WHAT TO DO
Read the lines below. Copy out any that hold the string "Peterson".

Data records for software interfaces
============
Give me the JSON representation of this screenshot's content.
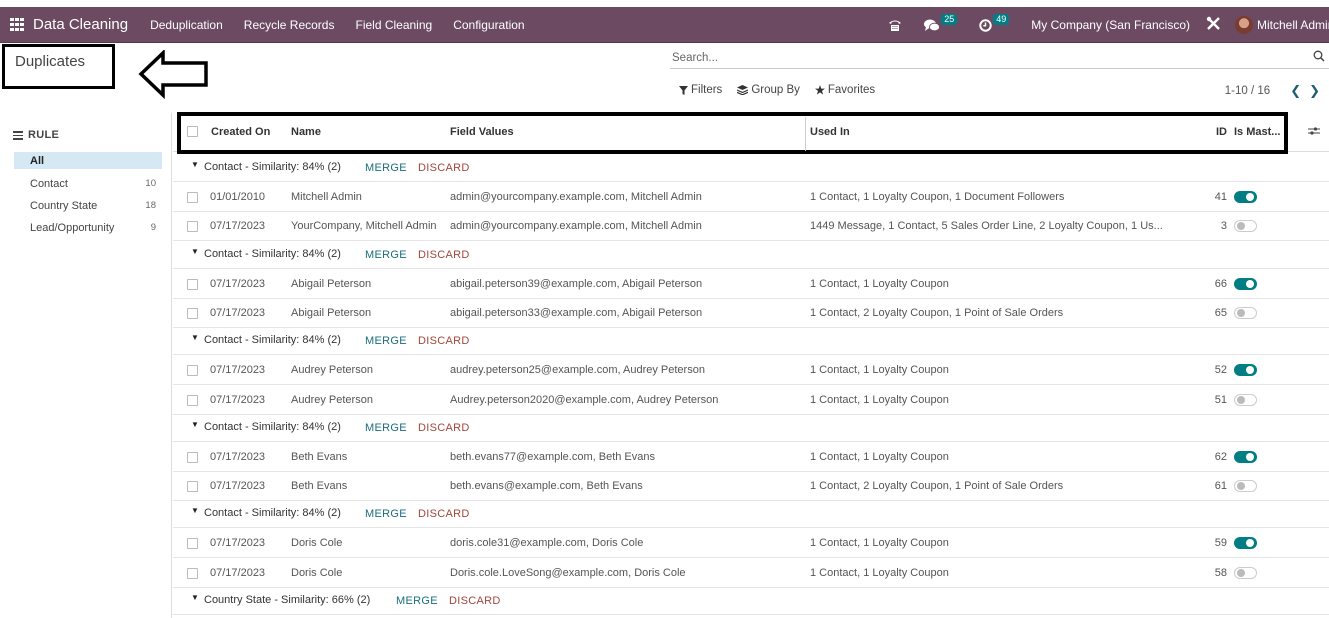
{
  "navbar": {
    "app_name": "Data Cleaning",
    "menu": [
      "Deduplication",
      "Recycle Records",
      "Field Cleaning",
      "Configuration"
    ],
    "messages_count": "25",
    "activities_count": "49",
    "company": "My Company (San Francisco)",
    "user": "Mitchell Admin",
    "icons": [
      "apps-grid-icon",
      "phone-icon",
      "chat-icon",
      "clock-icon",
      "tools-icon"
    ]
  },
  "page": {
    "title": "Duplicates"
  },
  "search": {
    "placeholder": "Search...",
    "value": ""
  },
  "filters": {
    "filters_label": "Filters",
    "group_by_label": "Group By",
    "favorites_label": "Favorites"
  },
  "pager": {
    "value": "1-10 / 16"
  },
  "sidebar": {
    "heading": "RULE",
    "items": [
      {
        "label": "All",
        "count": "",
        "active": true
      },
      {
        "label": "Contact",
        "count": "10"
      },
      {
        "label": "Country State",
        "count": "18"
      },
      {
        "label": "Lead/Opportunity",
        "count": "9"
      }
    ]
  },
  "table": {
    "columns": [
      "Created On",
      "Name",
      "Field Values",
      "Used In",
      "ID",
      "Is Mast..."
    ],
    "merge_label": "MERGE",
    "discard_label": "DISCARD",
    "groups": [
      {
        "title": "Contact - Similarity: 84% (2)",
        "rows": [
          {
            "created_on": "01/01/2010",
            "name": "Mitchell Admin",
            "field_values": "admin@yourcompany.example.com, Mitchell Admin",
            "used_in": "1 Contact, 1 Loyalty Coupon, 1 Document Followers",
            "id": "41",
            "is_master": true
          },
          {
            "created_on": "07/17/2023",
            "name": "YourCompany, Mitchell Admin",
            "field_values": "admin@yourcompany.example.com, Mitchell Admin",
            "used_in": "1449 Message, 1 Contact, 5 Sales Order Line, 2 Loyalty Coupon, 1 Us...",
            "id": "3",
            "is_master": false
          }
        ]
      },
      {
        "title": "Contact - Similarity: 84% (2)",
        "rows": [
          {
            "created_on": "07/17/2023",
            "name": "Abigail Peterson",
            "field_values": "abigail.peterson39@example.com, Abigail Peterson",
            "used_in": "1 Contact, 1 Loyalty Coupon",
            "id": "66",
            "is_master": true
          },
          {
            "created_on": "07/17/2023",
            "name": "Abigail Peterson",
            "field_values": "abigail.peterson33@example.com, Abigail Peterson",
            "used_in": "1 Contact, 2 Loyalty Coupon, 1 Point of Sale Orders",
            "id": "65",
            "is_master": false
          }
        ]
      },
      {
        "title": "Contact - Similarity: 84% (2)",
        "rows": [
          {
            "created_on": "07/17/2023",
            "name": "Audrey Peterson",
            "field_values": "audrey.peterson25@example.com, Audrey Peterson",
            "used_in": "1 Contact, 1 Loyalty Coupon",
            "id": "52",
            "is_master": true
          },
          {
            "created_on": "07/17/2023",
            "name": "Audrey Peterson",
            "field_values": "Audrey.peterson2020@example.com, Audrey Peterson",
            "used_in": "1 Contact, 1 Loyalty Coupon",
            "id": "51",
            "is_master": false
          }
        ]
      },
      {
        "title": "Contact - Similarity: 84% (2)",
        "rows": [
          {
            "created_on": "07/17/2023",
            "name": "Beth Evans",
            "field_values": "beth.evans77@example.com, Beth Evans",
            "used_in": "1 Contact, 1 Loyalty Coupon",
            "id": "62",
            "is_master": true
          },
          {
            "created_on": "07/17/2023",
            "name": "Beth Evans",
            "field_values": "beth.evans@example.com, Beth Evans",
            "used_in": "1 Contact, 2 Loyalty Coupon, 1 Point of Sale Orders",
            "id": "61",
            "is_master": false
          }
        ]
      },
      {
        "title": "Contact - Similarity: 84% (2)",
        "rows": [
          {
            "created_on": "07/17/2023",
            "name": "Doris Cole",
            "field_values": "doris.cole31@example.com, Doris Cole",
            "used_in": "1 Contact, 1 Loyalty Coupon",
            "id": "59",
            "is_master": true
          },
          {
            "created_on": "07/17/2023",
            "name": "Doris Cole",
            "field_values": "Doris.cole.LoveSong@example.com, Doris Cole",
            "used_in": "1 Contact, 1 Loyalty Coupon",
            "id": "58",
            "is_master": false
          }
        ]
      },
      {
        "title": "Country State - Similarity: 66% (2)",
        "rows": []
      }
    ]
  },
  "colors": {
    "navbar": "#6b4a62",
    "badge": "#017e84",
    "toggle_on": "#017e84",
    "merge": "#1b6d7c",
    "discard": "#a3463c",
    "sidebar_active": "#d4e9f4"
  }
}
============
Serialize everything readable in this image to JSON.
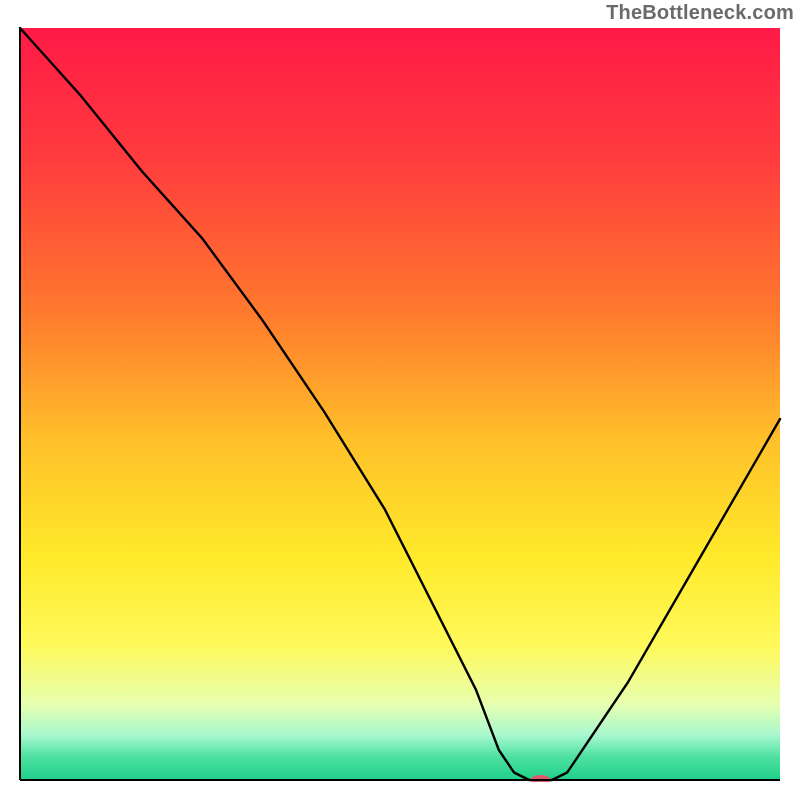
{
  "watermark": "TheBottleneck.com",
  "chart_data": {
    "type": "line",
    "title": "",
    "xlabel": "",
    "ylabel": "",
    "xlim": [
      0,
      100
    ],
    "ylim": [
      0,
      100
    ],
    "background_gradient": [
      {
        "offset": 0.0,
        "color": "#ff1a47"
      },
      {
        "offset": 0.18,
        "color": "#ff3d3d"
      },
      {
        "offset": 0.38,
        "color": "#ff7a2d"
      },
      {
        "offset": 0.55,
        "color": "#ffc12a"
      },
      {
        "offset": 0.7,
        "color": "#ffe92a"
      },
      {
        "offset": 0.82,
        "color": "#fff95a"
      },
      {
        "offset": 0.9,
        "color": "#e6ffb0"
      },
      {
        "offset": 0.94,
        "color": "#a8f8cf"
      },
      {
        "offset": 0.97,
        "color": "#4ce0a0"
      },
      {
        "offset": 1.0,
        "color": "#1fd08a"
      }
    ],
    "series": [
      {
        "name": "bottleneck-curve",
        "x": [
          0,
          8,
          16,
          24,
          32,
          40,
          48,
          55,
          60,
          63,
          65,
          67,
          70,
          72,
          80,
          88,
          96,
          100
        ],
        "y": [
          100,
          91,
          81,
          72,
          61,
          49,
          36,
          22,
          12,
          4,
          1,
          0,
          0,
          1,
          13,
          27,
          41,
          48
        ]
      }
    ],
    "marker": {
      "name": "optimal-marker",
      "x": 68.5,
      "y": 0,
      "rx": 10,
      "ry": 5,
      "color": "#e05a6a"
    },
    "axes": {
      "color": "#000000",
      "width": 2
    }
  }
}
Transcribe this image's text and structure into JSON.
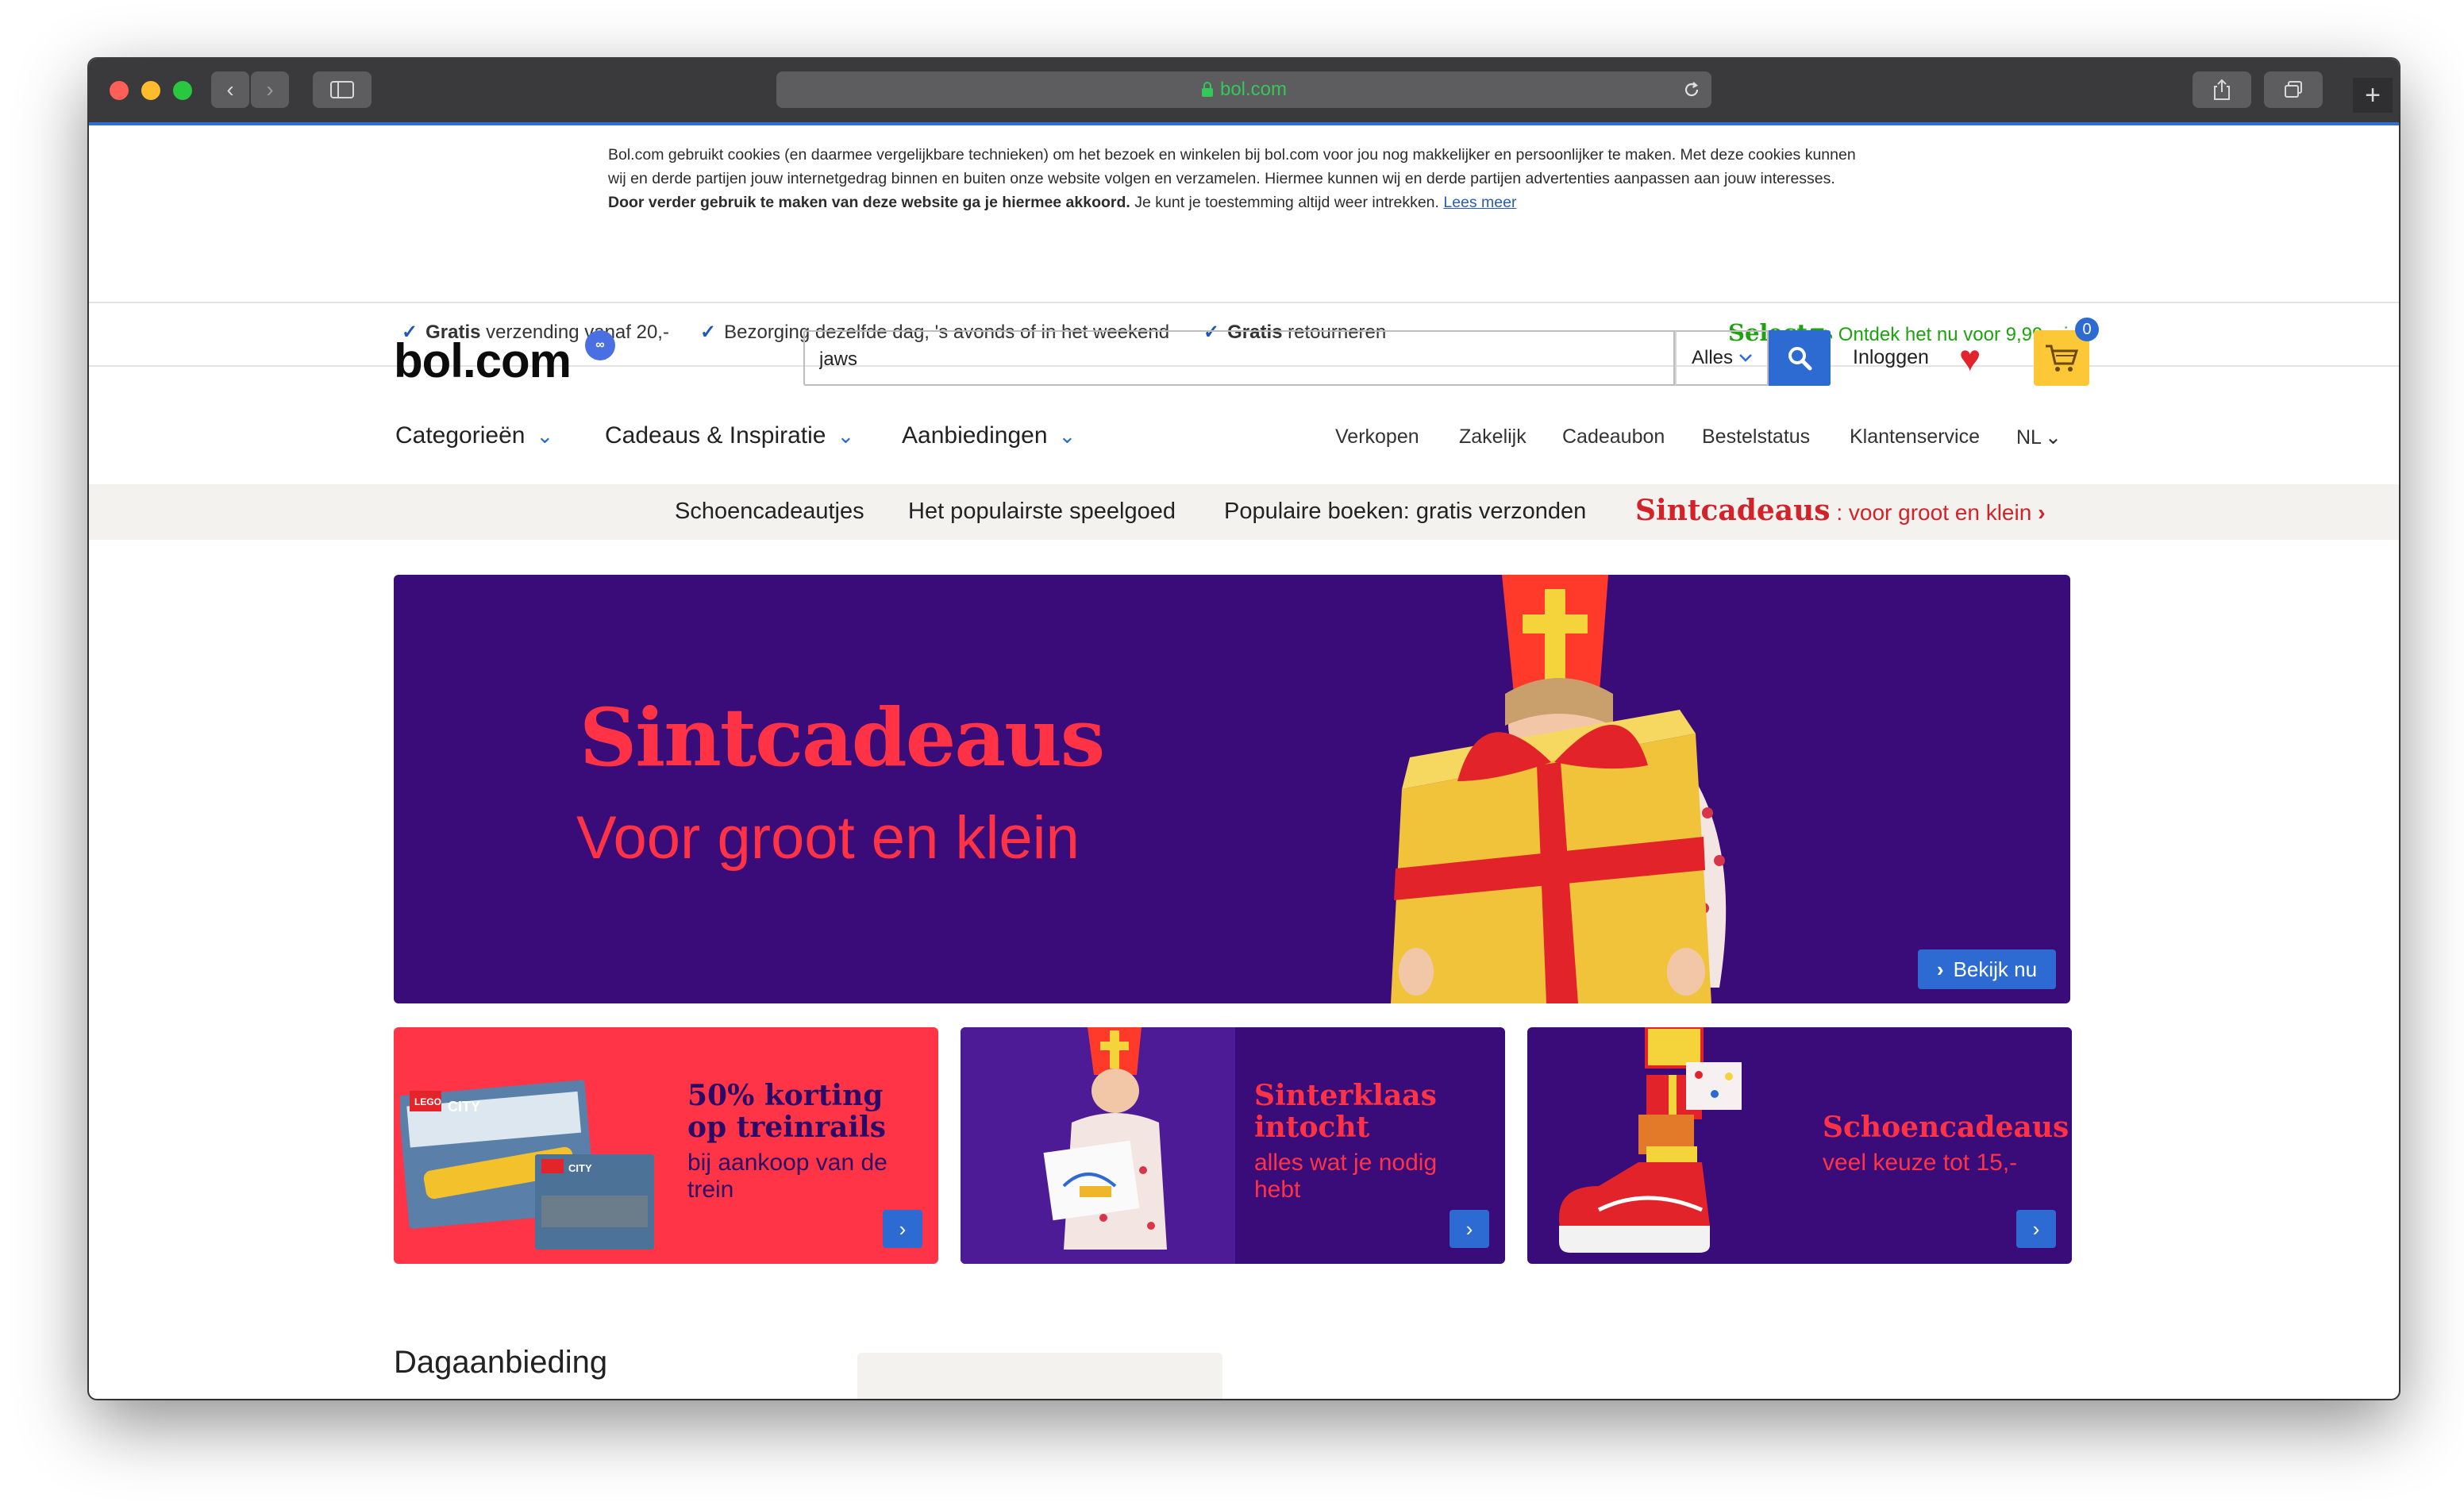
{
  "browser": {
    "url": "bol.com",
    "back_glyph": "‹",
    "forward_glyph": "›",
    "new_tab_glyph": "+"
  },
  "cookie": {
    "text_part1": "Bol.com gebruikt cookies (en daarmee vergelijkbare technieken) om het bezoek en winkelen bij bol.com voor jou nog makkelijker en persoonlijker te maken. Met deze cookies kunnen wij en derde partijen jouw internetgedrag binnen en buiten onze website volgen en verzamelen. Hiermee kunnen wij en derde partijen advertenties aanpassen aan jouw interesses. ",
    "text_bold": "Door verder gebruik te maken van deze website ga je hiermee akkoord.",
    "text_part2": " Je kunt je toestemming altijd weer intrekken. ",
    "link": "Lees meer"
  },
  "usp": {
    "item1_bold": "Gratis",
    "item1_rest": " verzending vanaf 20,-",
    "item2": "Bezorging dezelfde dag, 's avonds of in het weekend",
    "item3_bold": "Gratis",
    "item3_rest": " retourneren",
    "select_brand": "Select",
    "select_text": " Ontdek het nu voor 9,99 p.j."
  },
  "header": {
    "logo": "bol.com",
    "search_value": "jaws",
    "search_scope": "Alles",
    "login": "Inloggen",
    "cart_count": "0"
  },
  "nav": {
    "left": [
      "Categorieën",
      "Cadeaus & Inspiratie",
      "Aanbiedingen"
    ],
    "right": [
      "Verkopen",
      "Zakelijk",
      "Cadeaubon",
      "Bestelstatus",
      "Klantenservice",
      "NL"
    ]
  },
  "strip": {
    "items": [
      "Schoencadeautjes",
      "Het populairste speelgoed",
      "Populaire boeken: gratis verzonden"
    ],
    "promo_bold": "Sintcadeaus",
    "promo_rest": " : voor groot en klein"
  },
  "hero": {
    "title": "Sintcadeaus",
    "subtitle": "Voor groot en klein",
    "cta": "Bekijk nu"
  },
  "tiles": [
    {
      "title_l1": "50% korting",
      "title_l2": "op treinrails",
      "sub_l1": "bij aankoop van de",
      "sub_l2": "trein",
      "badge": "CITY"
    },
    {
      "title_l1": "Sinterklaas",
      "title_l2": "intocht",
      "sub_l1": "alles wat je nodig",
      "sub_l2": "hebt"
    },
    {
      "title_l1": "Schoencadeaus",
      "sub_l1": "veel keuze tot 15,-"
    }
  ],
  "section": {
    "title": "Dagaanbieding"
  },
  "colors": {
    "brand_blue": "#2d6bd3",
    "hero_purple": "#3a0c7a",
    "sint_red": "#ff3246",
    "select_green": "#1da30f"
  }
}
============
EXPECTED ANSWER
            "name": "Abigail Peterson",
            "field_values": "abigail.peterson39@example.com, Abigail Peterson",
            "name": "Abigail Peterson",
            "field_values": "abigail.peterson33@example.com, Abigail Peterson",
            "name": "Audrey Peterson",
            "field_values": "audrey.peterson25@example.com, Audrey Peterson",
            "name": "Audrey Peterson",
            "field_values": "Audrey.peterson2020@example.com, Audrey Peterson",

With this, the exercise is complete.